* TASK ITEM:
Look through the data below and show every line that includes "this".

* SUPPLIED RECORDS:
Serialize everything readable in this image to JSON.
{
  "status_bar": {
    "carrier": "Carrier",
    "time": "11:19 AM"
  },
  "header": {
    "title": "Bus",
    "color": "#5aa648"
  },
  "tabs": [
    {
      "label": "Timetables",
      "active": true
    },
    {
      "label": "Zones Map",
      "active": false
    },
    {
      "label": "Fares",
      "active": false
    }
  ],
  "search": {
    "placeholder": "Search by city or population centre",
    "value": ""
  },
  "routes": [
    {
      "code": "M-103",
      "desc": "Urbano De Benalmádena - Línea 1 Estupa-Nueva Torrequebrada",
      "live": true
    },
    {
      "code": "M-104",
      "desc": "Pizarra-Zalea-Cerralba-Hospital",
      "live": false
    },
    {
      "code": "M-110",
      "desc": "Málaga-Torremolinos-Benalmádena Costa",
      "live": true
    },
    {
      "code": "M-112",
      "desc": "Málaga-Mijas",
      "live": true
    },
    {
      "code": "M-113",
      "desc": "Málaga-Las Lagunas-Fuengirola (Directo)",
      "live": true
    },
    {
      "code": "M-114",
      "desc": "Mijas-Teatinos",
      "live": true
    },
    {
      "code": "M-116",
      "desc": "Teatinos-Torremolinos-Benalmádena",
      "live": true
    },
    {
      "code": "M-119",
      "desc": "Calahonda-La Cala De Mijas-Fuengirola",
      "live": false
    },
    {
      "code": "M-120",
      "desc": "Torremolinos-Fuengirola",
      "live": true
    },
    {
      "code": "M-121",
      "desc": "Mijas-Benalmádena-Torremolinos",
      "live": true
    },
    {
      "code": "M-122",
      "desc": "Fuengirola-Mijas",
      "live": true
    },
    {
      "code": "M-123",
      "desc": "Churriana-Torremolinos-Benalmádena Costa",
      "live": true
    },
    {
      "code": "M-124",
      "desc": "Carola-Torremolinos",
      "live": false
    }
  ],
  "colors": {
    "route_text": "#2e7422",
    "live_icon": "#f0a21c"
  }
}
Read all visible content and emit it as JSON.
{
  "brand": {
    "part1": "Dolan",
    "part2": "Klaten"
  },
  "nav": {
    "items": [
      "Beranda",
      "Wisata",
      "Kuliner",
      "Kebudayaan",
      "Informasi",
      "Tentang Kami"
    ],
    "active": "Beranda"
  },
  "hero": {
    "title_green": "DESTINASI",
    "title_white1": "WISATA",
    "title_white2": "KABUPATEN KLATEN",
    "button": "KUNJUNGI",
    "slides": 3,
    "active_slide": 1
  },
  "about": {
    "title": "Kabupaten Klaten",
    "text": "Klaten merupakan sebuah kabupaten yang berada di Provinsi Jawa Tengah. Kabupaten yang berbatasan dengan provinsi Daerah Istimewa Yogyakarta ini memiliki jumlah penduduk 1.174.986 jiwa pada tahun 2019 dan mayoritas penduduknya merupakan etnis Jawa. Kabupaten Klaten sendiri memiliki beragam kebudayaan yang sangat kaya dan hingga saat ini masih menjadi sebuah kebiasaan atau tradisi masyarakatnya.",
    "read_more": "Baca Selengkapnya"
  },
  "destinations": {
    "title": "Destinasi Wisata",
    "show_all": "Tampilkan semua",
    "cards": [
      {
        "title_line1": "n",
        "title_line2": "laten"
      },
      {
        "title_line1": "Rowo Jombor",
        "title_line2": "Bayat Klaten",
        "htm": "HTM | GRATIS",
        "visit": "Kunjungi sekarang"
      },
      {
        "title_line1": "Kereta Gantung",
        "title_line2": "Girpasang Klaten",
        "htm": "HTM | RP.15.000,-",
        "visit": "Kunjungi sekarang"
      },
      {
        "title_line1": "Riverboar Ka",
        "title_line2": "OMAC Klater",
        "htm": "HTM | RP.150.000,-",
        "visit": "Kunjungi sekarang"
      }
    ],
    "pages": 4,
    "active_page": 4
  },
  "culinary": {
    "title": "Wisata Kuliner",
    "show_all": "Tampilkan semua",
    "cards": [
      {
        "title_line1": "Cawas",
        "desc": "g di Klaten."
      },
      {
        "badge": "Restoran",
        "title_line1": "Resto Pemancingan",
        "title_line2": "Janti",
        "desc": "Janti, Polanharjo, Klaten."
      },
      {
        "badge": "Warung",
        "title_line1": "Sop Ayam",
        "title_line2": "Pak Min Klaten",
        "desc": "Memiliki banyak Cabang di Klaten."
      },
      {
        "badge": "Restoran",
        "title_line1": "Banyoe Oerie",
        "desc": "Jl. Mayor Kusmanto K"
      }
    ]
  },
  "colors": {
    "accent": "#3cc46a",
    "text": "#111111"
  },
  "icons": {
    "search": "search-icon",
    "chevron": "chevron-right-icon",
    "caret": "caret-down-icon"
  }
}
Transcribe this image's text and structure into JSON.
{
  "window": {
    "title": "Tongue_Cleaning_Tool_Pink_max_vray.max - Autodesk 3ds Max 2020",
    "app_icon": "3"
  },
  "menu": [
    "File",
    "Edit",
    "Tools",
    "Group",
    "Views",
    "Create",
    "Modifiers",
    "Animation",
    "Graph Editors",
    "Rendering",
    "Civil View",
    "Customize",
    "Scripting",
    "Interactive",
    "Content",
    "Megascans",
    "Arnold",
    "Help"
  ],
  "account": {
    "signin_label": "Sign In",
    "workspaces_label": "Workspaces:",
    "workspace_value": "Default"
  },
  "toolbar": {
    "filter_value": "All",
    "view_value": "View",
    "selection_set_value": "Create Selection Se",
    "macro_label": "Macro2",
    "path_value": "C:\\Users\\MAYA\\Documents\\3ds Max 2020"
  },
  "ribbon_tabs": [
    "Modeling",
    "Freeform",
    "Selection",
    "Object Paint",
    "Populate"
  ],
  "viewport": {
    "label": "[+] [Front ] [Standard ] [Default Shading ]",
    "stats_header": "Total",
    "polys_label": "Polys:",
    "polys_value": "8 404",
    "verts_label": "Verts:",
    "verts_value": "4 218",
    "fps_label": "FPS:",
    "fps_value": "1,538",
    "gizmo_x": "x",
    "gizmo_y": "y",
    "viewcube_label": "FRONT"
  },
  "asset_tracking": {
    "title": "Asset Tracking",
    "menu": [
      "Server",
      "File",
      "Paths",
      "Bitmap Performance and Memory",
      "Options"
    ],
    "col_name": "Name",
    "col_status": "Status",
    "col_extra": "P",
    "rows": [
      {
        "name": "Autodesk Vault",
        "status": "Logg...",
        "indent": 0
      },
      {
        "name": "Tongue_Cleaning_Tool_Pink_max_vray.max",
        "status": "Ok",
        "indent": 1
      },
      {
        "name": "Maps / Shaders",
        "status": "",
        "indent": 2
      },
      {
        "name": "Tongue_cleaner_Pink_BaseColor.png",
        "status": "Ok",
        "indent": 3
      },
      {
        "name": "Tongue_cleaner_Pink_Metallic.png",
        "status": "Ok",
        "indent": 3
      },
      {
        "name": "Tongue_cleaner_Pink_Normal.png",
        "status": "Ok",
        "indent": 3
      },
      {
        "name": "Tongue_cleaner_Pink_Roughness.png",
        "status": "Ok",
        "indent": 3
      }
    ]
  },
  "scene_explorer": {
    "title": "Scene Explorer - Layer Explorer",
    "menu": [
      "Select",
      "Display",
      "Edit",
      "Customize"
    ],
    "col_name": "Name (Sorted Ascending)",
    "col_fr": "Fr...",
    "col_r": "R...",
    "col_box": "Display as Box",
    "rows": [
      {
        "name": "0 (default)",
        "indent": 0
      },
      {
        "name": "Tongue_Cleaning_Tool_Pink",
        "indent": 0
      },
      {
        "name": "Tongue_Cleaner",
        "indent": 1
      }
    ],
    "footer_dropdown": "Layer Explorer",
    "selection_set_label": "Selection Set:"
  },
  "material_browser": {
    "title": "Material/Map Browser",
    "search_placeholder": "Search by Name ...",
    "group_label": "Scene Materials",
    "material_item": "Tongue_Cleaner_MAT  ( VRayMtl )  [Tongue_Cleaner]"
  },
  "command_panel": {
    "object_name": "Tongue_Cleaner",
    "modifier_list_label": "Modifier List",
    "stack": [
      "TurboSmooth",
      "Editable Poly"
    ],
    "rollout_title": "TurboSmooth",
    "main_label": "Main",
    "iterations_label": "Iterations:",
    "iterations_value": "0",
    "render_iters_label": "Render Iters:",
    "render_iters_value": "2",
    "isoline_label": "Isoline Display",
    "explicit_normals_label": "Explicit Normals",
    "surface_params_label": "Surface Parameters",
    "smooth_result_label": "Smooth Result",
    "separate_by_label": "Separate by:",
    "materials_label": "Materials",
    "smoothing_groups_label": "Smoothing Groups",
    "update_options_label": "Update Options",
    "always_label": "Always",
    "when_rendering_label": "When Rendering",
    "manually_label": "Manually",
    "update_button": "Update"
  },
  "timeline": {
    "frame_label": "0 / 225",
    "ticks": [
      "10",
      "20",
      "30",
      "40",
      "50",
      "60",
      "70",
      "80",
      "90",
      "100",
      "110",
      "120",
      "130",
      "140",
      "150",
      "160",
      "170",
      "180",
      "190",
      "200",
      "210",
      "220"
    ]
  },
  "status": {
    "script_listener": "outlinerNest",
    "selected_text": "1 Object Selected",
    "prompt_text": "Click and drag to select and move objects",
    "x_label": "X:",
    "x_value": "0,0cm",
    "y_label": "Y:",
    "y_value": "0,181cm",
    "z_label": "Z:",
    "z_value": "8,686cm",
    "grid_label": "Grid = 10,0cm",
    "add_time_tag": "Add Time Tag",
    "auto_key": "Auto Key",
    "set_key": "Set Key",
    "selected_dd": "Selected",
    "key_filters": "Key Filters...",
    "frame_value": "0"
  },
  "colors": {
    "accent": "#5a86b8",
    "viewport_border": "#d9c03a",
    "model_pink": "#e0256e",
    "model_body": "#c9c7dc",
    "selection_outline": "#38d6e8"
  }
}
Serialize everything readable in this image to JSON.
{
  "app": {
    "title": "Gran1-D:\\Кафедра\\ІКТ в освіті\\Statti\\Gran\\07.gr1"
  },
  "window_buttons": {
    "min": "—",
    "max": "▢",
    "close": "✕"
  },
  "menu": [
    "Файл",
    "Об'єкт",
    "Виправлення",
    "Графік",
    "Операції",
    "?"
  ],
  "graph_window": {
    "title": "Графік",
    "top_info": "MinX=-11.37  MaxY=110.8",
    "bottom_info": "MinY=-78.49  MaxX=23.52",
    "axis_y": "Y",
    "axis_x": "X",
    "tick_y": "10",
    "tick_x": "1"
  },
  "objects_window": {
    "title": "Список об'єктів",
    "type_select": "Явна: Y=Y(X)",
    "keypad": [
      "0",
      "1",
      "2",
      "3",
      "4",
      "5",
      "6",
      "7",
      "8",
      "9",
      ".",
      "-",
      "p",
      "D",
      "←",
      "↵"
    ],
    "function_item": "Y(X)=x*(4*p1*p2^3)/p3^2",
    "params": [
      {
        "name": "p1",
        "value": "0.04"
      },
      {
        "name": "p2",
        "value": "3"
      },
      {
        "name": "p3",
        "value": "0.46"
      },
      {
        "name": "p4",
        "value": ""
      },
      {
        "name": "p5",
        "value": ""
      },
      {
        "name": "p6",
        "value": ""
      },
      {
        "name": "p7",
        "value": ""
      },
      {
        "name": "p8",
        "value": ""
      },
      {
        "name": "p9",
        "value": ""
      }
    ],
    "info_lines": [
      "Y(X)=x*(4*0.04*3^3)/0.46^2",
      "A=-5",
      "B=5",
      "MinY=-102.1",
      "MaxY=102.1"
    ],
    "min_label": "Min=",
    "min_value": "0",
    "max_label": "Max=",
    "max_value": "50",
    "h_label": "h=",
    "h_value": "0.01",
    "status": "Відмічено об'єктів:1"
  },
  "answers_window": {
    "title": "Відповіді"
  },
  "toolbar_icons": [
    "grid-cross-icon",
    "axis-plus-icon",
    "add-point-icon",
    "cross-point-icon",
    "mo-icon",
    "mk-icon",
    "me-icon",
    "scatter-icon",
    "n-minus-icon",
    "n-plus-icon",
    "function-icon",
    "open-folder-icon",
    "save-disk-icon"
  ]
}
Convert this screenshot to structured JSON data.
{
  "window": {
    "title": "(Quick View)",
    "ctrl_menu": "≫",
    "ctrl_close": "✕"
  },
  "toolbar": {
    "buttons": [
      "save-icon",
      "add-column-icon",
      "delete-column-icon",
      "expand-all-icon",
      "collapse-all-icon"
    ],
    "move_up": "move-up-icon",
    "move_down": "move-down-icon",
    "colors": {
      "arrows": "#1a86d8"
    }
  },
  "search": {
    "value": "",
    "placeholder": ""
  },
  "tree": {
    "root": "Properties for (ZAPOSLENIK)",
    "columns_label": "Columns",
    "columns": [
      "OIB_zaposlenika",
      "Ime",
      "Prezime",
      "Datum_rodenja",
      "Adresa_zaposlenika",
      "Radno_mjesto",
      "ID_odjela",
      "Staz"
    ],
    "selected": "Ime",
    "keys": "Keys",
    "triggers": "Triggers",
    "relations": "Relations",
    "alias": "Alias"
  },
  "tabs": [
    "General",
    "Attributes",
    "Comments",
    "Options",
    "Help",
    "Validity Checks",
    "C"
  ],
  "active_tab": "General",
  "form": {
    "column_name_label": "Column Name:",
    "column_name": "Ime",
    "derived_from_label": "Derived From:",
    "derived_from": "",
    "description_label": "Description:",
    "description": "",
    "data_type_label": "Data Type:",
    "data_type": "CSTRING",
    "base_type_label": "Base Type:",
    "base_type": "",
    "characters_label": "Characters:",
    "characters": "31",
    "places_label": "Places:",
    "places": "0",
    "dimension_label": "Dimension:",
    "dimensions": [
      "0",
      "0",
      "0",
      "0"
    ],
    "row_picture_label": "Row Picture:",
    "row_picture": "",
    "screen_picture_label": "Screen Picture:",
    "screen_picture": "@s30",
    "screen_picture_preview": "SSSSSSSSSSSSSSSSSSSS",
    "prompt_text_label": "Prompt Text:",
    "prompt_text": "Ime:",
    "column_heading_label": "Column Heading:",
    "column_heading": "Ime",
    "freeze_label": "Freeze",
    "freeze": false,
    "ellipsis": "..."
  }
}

* EXERCISE RESULT:
Serialize everything readable in this image to JSON.
Transcribe this image's text and structure into JSON.
Serialize everything readable in this image to JSON.
Convert this screenshot to structured JSON data.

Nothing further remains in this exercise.